Please return every line below that contains the string "expanded".

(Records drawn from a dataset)
_ _ _ _ _ _ _

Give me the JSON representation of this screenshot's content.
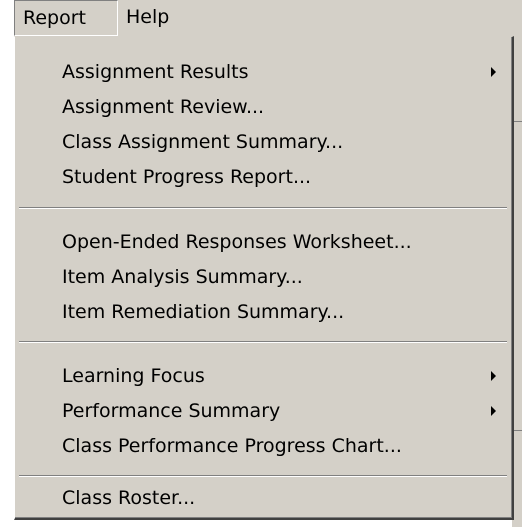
{
  "menubar": {
    "items": [
      {
        "label": "Report"
      },
      {
        "label": "Help"
      }
    ]
  },
  "report_menu": {
    "items": [
      {
        "label": "Assignment Results",
        "submenu": true
      },
      {
        "label": "Assignment Review...",
        "submenu": false
      },
      {
        "label": "Class Assignment Summary...",
        "submenu": false
      },
      {
        "label": "Student Progress Report...",
        "submenu": false
      },
      {
        "label": "Open-Ended Responses Worksheet...",
        "submenu": false
      },
      {
        "label": "Item Analysis Summary...",
        "submenu": false
      },
      {
        "label": "Item Remediation Summary...",
        "submenu": false
      },
      {
        "label": "Learning Focus",
        "submenu": true
      },
      {
        "label": "Performance Summary",
        "submenu": true
      },
      {
        "label": "Class Performance Progress Chart...",
        "submenu": false
      },
      {
        "label": "Class Roster...",
        "submenu": false
      }
    ]
  },
  "colors": {
    "menu_background": "#d4d0c8",
    "text": "#000000",
    "separator_dark": "#808080",
    "separator_light": "#ffffff"
  },
  "icons": {
    "submenu": "submenu-arrow-icon"
  }
}
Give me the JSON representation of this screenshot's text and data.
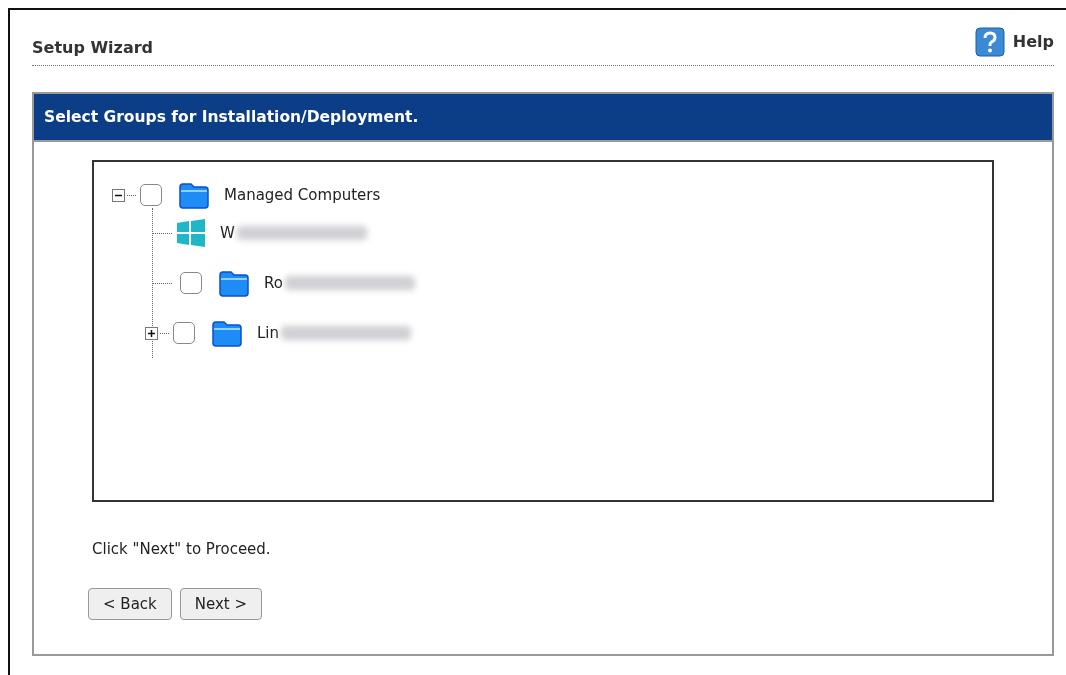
{
  "header": {
    "title": "Setup Wizard",
    "help": "Help"
  },
  "panel": {
    "title": "Select Groups for Installation/Deployment."
  },
  "tree": [
    {
      "kind": "folder",
      "label": "Managed Computers",
      "checked": false,
      "expanded": true,
      "children": [
        {
          "kind": "computer",
          "label": "W",
          "blurred": true
        },
        {
          "kind": "folder",
          "label": "Ro",
          "checked": false,
          "blurred": true
        },
        {
          "kind": "folder",
          "label": "Lin",
          "checked": false,
          "expanded": false,
          "blurred": true
        }
      ]
    }
  ],
  "hint": "Click \"Next\" to Proceed.",
  "buttons": [
    "< Back",
    "Next >"
  ]
}
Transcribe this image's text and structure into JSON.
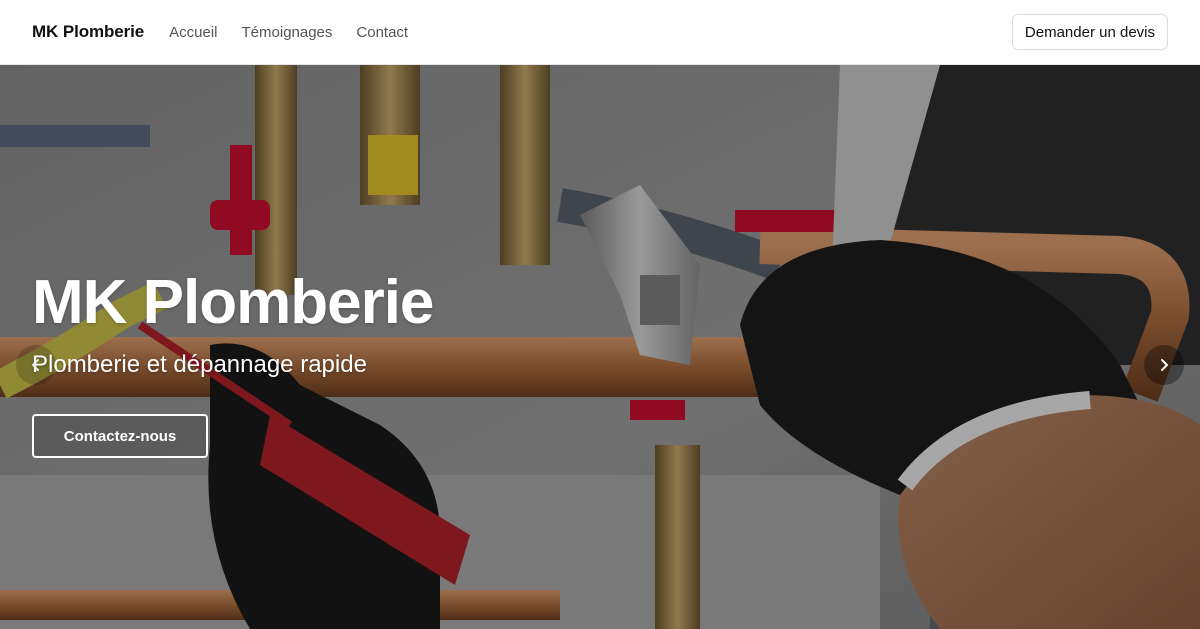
{
  "nav": {
    "brand": "MK Plomberie",
    "links": [
      "Accueil",
      "Témoignages",
      "Contact"
    ],
    "cta": "Demander un devis"
  },
  "hero": {
    "title": "MK Plomberie",
    "subtitle": "Plomberie et dépannage rapide",
    "cta": "Contactez-nous",
    "prev_icon": "chevron-left-icon",
    "next_icon": "chevron-right-icon"
  },
  "colors": {
    "nav_bg": "#ffffff",
    "hero_overlay": "#000000",
    "text_light": "#ffffff",
    "glove": "#1a1a1a",
    "valve_red": "#c8102e",
    "copper": "#b87333"
  }
}
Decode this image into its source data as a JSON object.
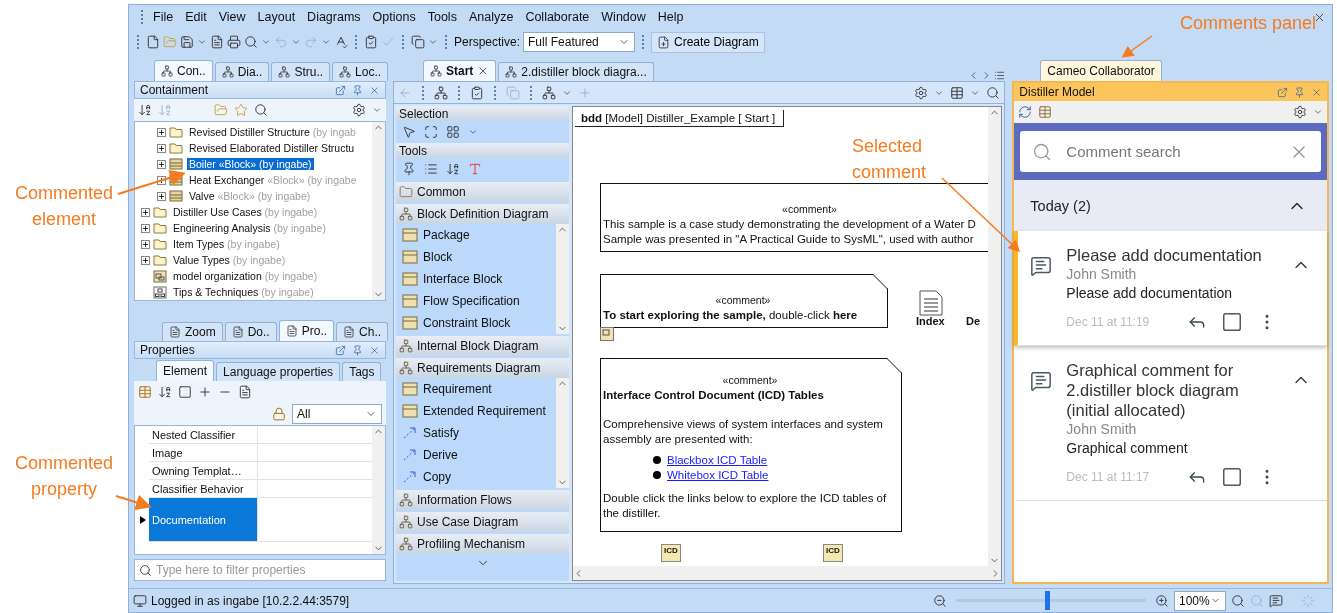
{
  "annotations": [
    {
      "text": "Commented element"
    },
    {
      "text": "Commented property"
    },
    {
      "text": "Selected comment"
    },
    {
      "text": "Comments panel"
    }
  ],
  "menu": [
    "File",
    "Edit",
    "View",
    "Layout",
    "Diagrams",
    "Options",
    "Tools",
    "Analyze",
    "Collaborate",
    "Window",
    "Help"
  ],
  "toolbar": {
    "perspective_label": "Perspective:",
    "perspective": "Full Featured",
    "create_diagram": "Create Diagram"
  },
  "browser_tabs": [
    {
      "label": "Con..",
      "selected": true
    },
    {
      "label": "Dia..",
      "selected": false
    },
    {
      "label": "Stru..",
      "selected": false
    },
    {
      "label": "Loc..",
      "selected": false
    }
  ],
  "containment": {
    "title": "Containment",
    "tree": [
      {
        "children": [
          {
            "label": "Revised Distiller Structure",
            "owner": "(by ingab",
            "kind": "folder",
            "expandable": true,
            "selected": false
          },
          {
            "label": "Revised Elaborated  Distiller Structu",
            "kind": "folder",
            "expandable": true,
            "selected": false
          },
          {
            "label": "Boiler",
            "stereotype": "«Block»",
            "owner": "(by ingabe)",
            "kind": "block",
            "expandable": true,
            "selected": true
          },
          {
            "label": "Heat Exchanger",
            "stereotype": "«Block»",
            "owner": "(by ingabe",
            "kind": "block",
            "expandable": true,
            "selected": false
          },
          {
            "label": "Valve",
            "stereotype": "«Block»",
            "owner": "(by ingabe)",
            "kind": "block",
            "expandable": true,
            "selected": false
          }
        ]
      },
      {
        "label": "Distiller Use Cases",
        "owner": "(by ingabe)",
        "kind": "folder",
        "expandable": true,
        "selected": false
      },
      {
        "label": "Engineering Analysis",
        "owner": "(by ingabe)",
        "kind": "folder",
        "expandable": true,
        "selected": false
      },
      {
        "label": "Item Types",
        "owner": "(by ingabe)",
        "kind": "folder",
        "expandable": true,
        "selected": false
      },
      {
        "label": "Value Types",
        "owner": "(by ingabe)",
        "kind": "folder",
        "expandable": true,
        "selected": false
      },
      {
        "label": "model organization",
        "owner": "(by ingabe)",
        "kind": "package-diagram",
        "expandable": false,
        "selected": false
      },
      {
        "label": "Tips & Techniques",
        "owner": "(by ingabe)",
        "kind": "diagram",
        "expandable": false,
        "selected": false
      }
    ]
  },
  "property_tabs": [
    {
      "label": "Zoom",
      "selected": false
    },
    {
      "label": "Do..",
      "selected": false
    },
    {
      "label": "Pro..",
      "selected": true
    },
    {
      "label": "Ch..",
      "selected": false
    }
  ],
  "properties": {
    "title": "Properties",
    "tabs": [
      {
        "label": "Element",
        "selected": true
      },
      {
        "label": "Language properties",
        "selected": false
      },
      {
        "label": "Tags",
        "selected": false
      }
    ],
    "filter": "All",
    "rows": [
      {
        "name": "Nested Classifier",
        "selected": false
      },
      {
        "name": "Image",
        "selected": false
      },
      {
        "name": "Owning Templat…",
        "selected": false
      },
      {
        "name": "Classifier Behavior",
        "selected": false
      },
      {
        "name": "Documentation",
        "selected": true
      }
    ],
    "search_placeholder": "Type here to filter properties"
  },
  "editor_tabs": [
    {
      "label": "Start",
      "selected": true,
      "closable": true
    },
    {
      "label": "2.distiller block diagra...",
      "selected": false,
      "closable": false
    }
  ],
  "palette": [
    {
      "title": "Selection",
      "kind": "tools"
    },
    {
      "title": "Tools",
      "kind": "tools"
    },
    {
      "title": "Common",
      "kind": "group"
    },
    {
      "title": "Block Definition Diagram",
      "kind": "group",
      "items": [
        {
          "label": "Package",
          "kind": "element"
        },
        {
          "label": "Block",
          "kind": "element"
        },
        {
          "label": "Interface Block",
          "kind": "element"
        },
        {
          "label": "Flow Specification",
          "kind": "element"
        },
        {
          "label": "Constraint Block",
          "kind": "element"
        }
      ]
    },
    {
      "title": "Internal Block Diagram",
      "kind": "group"
    },
    {
      "title": "Requirements Diagram",
      "kind": "group",
      "items": [
        {
          "label": "Requirement",
          "kind": "element"
        },
        {
          "label": "Extended Requirement",
          "kind": "element"
        },
        {
          "label": "Satisfy",
          "kind": "relation"
        },
        {
          "label": "Derive",
          "kind": "relation"
        },
        {
          "label": "Copy",
          "kind": "relation"
        }
      ]
    },
    {
      "title": "Information Flows",
      "kind": "group"
    },
    {
      "title": "Use Case Diagram",
      "kind": "group"
    },
    {
      "title": "Profiling Mechanism",
      "kind": "group"
    }
  ],
  "diagram": {
    "kind_label": "bdd",
    "title": "[Model] Distiller_Example [ Start ]",
    "index_label": "Index",
    "cut_label": "De",
    "icd_icons": [
      "ICD",
      "ICD"
    ],
    "notes": [
      {
        "stereotype": "«comment»",
        "folded": false,
        "blocks": [
          {
            "kind": "line",
            "text": "This sample is a case study demonstrating the development of a Water D"
          },
          {
            "kind": "line",
            "text": "Sample was presented in \"A Practical Guide to SysML\", used with author"
          }
        ]
      },
      {
        "stereotype": "«comment»",
        "folded": true,
        "blocks": [
          {
            "kind": "line",
            "text": "**To start exploring the sample,** double-click **here**"
          }
        ]
      },
      {
        "stereotype": "«comment»",
        "folded": true,
        "blocks": [
          {
            "kind": "heading",
            "text": "Interface Control Document (ICD) Tables"
          },
          {
            "kind": "text",
            "text": "Comprehensive views of system interfaces and system assembly are presented with:"
          },
          {
            "kind": "links",
            "items": [
              "Blackbox ICD Table",
              "Whitebox ICD Table"
            ]
          },
          {
            "kind": "text",
            "text": "Double click the links below to explore the ICD tables of the distiller."
          }
        ]
      }
    ]
  },
  "comments_panel": {
    "tab": "Cameo Collaborator",
    "title": "Distiller Model",
    "search_placeholder": "Comment search",
    "group": {
      "label": "Today (2)",
      "expanded": true
    },
    "comments": [
      {
        "title": "Please add documentation",
        "author": "John Smith",
        "body": "Please add documentation",
        "date": "Dec 11 at 11:19",
        "selected": true,
        "expanded": true,
        "resolved": false
      },
      {
        "title": "Graphical comment for 2.distiller block diagram (initial allocated)",
        "author": "John Smith",
        "body": "Graphical comment",
        "date": "Dec 11 at 11:17",
        "selected": false,
        "expanded": true,
        "resolved": false
      }
    ]
  },
  "status_bar": {
    "login": "Logged in as ingabe [10.2.2.44:3579]",
    "zoom": "100%",
    "zoom_slider": {
      "level": 0.48
    }
  }
}
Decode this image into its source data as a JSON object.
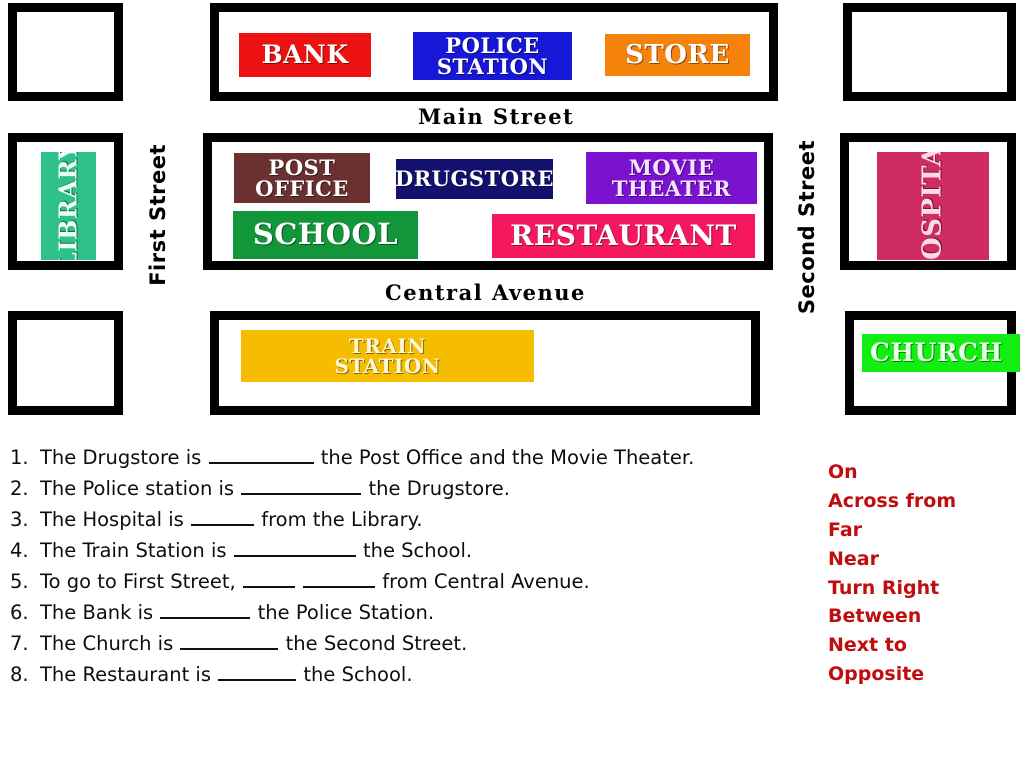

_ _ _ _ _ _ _

THE ANSWER –
      "expanded": true,
          "expanded": false,
      "expanded": true
        "expanded": true,
        "expanded": true,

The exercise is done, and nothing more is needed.